[Supplied records Boundary: Start]

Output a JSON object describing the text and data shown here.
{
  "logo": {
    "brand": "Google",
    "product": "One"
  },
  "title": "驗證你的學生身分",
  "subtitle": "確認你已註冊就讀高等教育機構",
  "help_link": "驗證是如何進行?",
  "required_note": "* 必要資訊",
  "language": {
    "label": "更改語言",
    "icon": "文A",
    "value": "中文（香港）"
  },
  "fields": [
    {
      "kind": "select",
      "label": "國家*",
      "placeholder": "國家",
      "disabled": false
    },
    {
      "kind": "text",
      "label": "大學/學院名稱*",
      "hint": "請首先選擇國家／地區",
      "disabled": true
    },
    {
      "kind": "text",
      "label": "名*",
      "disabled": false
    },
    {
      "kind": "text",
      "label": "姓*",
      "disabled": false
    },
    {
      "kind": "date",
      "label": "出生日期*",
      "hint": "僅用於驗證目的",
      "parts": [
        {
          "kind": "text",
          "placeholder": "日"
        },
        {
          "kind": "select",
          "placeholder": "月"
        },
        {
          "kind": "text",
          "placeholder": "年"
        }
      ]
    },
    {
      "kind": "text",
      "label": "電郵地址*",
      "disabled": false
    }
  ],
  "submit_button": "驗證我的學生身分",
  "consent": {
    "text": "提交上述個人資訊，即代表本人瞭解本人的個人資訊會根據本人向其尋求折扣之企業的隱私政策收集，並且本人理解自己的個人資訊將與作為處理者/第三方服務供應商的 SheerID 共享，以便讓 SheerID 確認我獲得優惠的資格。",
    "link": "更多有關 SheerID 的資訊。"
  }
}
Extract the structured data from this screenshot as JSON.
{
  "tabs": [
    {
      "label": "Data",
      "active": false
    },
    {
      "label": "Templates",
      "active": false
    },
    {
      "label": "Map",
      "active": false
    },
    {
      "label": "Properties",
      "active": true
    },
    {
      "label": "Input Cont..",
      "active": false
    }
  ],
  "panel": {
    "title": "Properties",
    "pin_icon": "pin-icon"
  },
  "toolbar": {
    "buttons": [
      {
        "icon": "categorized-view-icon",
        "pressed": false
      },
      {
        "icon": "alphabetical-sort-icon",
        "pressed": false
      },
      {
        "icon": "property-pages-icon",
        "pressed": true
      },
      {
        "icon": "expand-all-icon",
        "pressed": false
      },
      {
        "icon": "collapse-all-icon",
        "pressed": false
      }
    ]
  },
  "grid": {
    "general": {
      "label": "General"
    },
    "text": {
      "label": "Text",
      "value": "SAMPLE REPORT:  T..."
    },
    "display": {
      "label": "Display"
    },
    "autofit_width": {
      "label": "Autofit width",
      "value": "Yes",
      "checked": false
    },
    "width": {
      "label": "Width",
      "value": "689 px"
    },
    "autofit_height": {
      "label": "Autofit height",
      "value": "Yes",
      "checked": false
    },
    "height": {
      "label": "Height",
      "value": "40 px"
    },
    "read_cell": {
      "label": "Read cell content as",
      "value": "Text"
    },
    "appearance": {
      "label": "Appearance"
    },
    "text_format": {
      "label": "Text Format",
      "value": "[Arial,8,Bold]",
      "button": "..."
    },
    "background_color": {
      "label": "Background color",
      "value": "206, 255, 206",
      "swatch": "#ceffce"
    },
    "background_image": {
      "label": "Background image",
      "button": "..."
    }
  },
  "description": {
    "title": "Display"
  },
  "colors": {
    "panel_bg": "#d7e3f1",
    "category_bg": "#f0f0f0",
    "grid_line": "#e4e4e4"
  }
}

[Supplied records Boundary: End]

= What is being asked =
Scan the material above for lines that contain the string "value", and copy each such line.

= Response box =
    "value": "中文（香港）"
      "value": "SAMPLE REPORT:  T..."
      "value": "Yes",
      "value": "689 px"
      "value": "Yes",
      "value": "40 px"
      "value": "Text"
      "value": "[Arial,8,Bold]",
      "value": "206, 255, 206",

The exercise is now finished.